● **Task to complete**
Could you give back the listing below exactly, every line included?

● **Material provided**
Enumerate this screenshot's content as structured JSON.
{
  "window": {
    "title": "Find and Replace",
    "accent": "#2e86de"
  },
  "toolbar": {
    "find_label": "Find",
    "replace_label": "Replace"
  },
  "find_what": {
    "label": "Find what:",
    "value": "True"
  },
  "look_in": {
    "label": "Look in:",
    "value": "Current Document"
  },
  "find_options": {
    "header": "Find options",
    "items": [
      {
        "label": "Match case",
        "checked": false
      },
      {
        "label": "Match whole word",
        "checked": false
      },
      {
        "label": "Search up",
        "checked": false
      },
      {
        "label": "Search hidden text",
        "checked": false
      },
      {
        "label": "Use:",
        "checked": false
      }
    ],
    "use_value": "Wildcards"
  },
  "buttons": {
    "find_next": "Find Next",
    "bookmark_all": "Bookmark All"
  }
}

● **Answer box**
Enumerate this screenshot's content as structured JSON.
{
  "window": {
    "title": "Find and Replace",
    "accent": "#2e86de"
  },
  "toolbar": {
    "find_label": "Find",
    "replace_label": "Replace"
  },
  "find_what": {
    "label": "Find what:",
    "value": "True"
  },
  "look_in": {
    "label": "Look in:",
    "value": "Current Document"
  },
  "find_options": {
    "header": "Find options",
    "items": [
      {
        "label": "Match case",
        "checked": false
      },
      {
        "label": "Match whole word",
        "checked": false
      },
      {
        "label": "Search up",
        "checked": false
      },
      {
        "label": "Search hidden text",
        "checked": false
      },
      {
        "label": "Use:",
        "checked": false
      }
    ],
    "use_value": "Wildcards"
  },
  "buttons": {
    "find_next": "Find Next",
    "bookmark_all": "Bookmark All"
  }
}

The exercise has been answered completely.